+++ EXERCISE INPUT +++
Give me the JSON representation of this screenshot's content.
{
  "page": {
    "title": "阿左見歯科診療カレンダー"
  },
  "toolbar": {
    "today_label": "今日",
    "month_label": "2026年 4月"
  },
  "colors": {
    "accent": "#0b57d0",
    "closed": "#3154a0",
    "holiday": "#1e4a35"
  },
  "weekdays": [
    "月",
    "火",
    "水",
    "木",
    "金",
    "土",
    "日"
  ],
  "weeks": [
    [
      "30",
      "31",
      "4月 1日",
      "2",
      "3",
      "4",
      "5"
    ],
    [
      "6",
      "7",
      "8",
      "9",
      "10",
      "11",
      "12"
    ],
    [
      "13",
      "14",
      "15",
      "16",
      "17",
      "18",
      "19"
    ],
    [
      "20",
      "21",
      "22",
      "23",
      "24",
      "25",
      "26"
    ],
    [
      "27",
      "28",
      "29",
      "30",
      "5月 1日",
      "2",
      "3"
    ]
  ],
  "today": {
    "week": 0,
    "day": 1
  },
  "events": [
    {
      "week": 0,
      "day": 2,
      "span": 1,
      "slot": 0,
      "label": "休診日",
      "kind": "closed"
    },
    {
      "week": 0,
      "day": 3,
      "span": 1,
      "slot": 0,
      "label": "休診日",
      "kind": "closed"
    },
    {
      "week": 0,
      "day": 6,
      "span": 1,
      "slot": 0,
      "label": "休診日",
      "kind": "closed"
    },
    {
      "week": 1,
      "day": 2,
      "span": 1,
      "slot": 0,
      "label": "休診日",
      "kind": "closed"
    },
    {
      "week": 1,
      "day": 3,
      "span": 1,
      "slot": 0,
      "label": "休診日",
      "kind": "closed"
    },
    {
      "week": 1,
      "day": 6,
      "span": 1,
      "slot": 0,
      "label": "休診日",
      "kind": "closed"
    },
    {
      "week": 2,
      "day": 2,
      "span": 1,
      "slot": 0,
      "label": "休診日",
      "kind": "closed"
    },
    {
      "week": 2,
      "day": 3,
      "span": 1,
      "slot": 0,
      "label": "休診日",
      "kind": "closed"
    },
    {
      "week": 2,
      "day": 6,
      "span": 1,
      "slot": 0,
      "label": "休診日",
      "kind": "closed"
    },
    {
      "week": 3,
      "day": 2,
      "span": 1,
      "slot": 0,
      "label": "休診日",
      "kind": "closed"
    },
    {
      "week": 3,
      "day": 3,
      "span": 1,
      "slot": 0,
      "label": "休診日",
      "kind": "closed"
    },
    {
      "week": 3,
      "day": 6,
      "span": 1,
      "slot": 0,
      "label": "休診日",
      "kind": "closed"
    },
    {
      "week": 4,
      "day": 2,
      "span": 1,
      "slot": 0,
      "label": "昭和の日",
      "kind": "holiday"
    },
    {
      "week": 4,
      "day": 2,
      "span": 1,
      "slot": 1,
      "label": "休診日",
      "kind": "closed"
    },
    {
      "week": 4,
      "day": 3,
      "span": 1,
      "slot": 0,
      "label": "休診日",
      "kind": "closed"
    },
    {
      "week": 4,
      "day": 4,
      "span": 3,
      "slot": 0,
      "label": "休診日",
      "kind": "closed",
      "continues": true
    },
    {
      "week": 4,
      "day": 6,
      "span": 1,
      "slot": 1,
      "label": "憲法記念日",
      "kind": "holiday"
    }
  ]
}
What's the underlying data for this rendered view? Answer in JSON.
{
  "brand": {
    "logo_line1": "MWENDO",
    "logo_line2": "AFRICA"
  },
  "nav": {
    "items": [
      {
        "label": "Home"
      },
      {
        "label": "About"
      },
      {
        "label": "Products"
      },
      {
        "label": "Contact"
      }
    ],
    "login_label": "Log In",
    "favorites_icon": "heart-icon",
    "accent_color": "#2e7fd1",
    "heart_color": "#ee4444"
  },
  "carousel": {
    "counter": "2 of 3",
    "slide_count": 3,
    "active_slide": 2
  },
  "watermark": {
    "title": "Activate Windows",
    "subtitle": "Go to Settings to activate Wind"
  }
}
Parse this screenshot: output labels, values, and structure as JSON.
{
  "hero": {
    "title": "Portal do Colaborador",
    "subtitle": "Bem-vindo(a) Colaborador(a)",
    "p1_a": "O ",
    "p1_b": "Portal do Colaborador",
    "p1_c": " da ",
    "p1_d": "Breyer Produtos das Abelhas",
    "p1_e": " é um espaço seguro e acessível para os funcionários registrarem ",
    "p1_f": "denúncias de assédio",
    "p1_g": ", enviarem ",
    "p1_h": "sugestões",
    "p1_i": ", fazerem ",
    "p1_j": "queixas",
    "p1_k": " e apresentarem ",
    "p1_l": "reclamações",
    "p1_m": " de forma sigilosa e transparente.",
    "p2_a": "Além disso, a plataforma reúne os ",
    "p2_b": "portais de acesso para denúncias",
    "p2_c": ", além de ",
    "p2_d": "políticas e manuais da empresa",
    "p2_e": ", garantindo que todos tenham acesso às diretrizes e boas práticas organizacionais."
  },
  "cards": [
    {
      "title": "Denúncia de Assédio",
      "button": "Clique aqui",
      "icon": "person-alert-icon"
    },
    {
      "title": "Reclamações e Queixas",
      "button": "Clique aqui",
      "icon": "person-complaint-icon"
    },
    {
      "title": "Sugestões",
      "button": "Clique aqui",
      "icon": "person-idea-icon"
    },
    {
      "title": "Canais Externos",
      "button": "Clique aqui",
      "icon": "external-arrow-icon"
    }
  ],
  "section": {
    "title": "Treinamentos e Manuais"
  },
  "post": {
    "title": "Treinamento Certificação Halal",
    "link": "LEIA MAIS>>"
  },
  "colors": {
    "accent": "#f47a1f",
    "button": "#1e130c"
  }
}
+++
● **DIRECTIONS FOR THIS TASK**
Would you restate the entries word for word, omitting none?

● **ANSWER TO THE PROBLEM**
Give me the JSON representation of this screenshot's content.
{
  "page": {
    "title": "阿左見歯科診療カレンダー"
  },
  "toolbar": {
    "today_label": "今日",
    "month_label": "2026年 4月"
  },
  "colors": {
    "accent": "#0b57d0",
    "closed": "#3154a0",
    "holiday": "#1e4a35"
  },
  "weekdays": [
    "月",
    "火",
    "水",
    "木",
    "金",
    "土",
    "日"
  ],
  "weeks": [
    [
      "30",
      "31",
      "4月 1日",
      "2",
      "3",
      "4",
      "5"
    ],
    [
      "6",
      "7",
      "8",
      "9",
      "10",
      "11",
      "12"
    ],
    [
      "13",
      "14",
      "15",
      "16",
      "17",
      "18",
      "19"
    ],
    [
      "20",
      "21",
      "22",
      "23",
      "24",
      "25",
      "26"
    ],
    [
      "27",
      "28",
      "29",
      "30",
      "5月 1日",
      "2",
      "3"
    ]
  ],
  "today": {
    "week": 0,
    "day": 1
  },
  "events": [
    {
      "week": 0,
      "day": 2,
      "span": 1,
      "slot": 0,
      "label": "休診日",
      "kind": "closed"
    },
    {
      "week": 0,
      "day": 3,
      "span": 1,
      "slot": 0,
      "label": "休診日",
      "kind": "closed"
    },
    {
      "week": 0,
      "day": 6,
      "span": 1,
      "slot": 0,
      "label": "休診日",
      "kind": "closed"
    },
    {
      "week": 1,
      "day": 2,
      "span": 1,
      "slot": 0,
      "label": "休診日",
      "kind": "closed"
    },
    {
      "week": 1,
      "day": 3,
      "span": 1,
      "slot": 0,
      "label": "休診日",
      "kind": "closed"
    },
    {
      "week": 1,
      "day": 6,
      "span": 1,
      "slot": 0,
      "label": "休診日",
      "kind": "closed"
    },
    {
      "week": 2,
      "day": 2,
      "span": 1,
      "slot": 0,
      "label": "休診日",
      "kind": "closed"
    },
    {
      "week": 2,
      "day": 3,
      "span": 1,
      "slot": 0,
      "label": "休診日",
      "kind": "closed"
    },
    {
      "week": 2,
      "day": 6,
      "span": 1,
      "slot": 0,
      "label": "休診日",
      "kind": "closed"
    },
    {
      "week": 3,
      "day": 2,
      "span": 1,
      "slot": 0,
      "label": "休診日",
      "kind": "closed"
    },
    {
      "week": 3,
      "day": 3,
      "span": 1,
      "slot": 0,
      "label": "休診日",
      "kind": "closed"
    },
    {
      "week": 3,
      "day": 6,
      "span": 1,
      "slot": 0,
      "label": "休診日",
      "kind": "closed"
    },
    {
      "week": 4,
      "day": 2,
      "span": 1,
      "slot": 0,
      "label": "昭和の日",
      "kind": "holiday"
    },
    {
      "week": 4,
      "day": 2,
      "span": 1,
      "slot": 1,
      "label": "休診日",
      "kind": "closed"
    },
    {
      "week": 4,
      "day": 3,
      "span": 1,
      "slot": 0,
      "label": "休診日",
      "kind": "closed"
    },
    {
      "week": 4,
      "day": 4,
      "span": 3,
      "slot": 0,
      "label": "休診日",
      "kind": "closed",
      "continues": true
    },
    {
      "week": 4,
      "day": 6,
      "span": 1,
      "slot": 1,
      "label": "憲法記念日",
      "kind": "holiday"
    }
  ]
}
What's the underlying data for this rendered view? Answer in JSON.
{
  "brand": {
    "logo_line1": "MWENDO",
    "logo_line2": "AFRICA"
  },
  "nav": {
    "items": [
      {
        "label": "Home"
      },
      {
        "label": "About"
      },
      {
        "label": "Products"
      },
      {
        "label": "Contact"
      }
    ],
    "login_label": "Log In",
    "favorites_icon": "heart-icon",
    "accent_color": "#2e7fd1",
    "heart_color": "#ee4444"
  },
  "carousel": {
    "counter": "2 of 3",
    "slide_count": 3,
    "active_slide": 2
  },
  "watermark": {
    "title": "Activate Windows",
    "subtitle": "Go to Settings to activate Wind"
  }
}
Parse this screenshot: output labels, values, and structure as JSON.
{
  "hero": {
    "title": "Portal do Colaborador",
    "subtitle": "Bem-vindo(a) Colaborador(a)",
    "p1_a": "O ",
    "p1_b": "Portal do Colaborador",
    "p1_c": " da ",
    "p1_d": "Breyer Produtos das Abelhas",
    "p1_e": " é um espaço seguro e acessível para os funcionários registrarem ",
    "p1_f": "denúncias de assédio",
    "p1_g": ", enviarem ",
    "p1_h": "sugestões",
    "p1_i": ", fazerem ",
    "p1_j": "queixas",
    "p1_k": " e apresentarem ",
    "p1_l": "reclamações",
    "p1_m": " de forma sigilosa e transparente.",
    "p2_a": "Além disso, a plataforma reúne os ",
    "p2_b": "portais de acesso para denúncias",
    "p2_c": ", além de ",
    "p2_d": "políticas e manuais da empresa",
    "p2_e": ", garantindo que todos tenham acesso às diretrizes e boas práticas organizacionais."
  },
  "cards": [
    {
      "title": "Denúncia de Assédio",
      "button": "Clique aqui",
      "icon": "person-alert-icon"
    },
    {
      "title": "Reclamações e Queixas",
      "button": "Clique aqui",
      "icon": "person-complaint-icon"
    },
    {
      "title": "Sugestões",
      "button": "Clique aqui",
      "icon": "person-idea-icon"
    },
    {
      "title": "Canais Externos",
      "button": "Clique aqui",
      "icon": "external-arrow-icon"
    }
  ],
  "section": {
    "title": "Treinamentos e Manuais"
  },
  "post": {
    "title": "Treinamento Certificação Halal",
    "link": "LEIA MAIS>>"
  },
  "colors": {
    "accent": "#f47a1f",
    "button": "#1e130c"
  }
}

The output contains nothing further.